(SUPPLIED MATERIAL begins)
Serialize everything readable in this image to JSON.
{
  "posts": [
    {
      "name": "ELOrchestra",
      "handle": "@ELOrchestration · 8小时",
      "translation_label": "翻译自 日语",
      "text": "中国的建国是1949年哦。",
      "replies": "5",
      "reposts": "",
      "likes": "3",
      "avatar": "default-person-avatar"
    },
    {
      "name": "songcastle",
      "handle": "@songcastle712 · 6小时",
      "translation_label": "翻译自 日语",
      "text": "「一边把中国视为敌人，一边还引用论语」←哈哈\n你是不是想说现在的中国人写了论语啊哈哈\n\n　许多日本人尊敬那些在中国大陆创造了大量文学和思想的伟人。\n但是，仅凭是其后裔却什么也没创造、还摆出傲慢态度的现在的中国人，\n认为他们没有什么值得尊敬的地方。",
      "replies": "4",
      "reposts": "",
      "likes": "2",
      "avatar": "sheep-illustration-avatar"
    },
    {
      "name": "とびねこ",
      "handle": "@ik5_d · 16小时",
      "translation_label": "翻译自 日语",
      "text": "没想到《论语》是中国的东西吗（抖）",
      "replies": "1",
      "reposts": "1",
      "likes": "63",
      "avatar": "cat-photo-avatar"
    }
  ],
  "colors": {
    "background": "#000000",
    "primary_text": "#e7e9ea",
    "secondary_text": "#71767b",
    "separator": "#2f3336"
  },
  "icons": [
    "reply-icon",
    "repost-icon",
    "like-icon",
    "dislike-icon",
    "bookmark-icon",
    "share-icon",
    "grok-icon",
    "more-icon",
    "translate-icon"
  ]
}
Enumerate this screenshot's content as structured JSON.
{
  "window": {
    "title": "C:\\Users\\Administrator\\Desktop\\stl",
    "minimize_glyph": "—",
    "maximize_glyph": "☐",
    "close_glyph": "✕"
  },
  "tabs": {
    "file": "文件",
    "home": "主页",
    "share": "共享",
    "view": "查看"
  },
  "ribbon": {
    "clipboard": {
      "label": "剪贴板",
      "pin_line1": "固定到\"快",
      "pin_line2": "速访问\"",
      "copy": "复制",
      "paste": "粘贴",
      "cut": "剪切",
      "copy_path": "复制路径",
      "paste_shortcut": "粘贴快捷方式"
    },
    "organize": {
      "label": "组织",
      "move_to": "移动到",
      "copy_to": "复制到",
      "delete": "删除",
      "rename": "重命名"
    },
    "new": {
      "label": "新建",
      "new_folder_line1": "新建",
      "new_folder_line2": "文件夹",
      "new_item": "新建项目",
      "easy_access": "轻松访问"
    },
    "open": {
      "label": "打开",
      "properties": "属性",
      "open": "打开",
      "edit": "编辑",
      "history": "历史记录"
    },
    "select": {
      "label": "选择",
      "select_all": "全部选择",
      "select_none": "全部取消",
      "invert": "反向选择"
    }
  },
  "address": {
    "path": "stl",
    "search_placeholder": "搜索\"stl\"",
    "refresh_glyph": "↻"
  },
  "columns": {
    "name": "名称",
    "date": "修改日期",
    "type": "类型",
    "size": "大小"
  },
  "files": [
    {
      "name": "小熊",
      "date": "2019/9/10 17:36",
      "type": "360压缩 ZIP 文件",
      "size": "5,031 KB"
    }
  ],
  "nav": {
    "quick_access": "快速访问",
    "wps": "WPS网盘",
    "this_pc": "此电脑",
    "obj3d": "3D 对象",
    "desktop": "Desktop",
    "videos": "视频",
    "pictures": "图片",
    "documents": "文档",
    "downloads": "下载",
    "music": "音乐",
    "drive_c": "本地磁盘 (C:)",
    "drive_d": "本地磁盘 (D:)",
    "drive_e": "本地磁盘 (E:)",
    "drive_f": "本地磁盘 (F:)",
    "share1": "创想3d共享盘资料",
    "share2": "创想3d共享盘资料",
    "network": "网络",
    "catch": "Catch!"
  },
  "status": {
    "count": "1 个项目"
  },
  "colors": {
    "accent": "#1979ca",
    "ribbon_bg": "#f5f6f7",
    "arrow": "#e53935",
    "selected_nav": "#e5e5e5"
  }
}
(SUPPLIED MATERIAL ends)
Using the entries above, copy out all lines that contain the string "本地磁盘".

    "drive_c": "本地磁盘 (C:)",
    "drive_d": "本地磁盘 (D:)",
    "drive_e": "本地磁盘 (E:)",
    "drive_f": "本地磁盘 (F:)",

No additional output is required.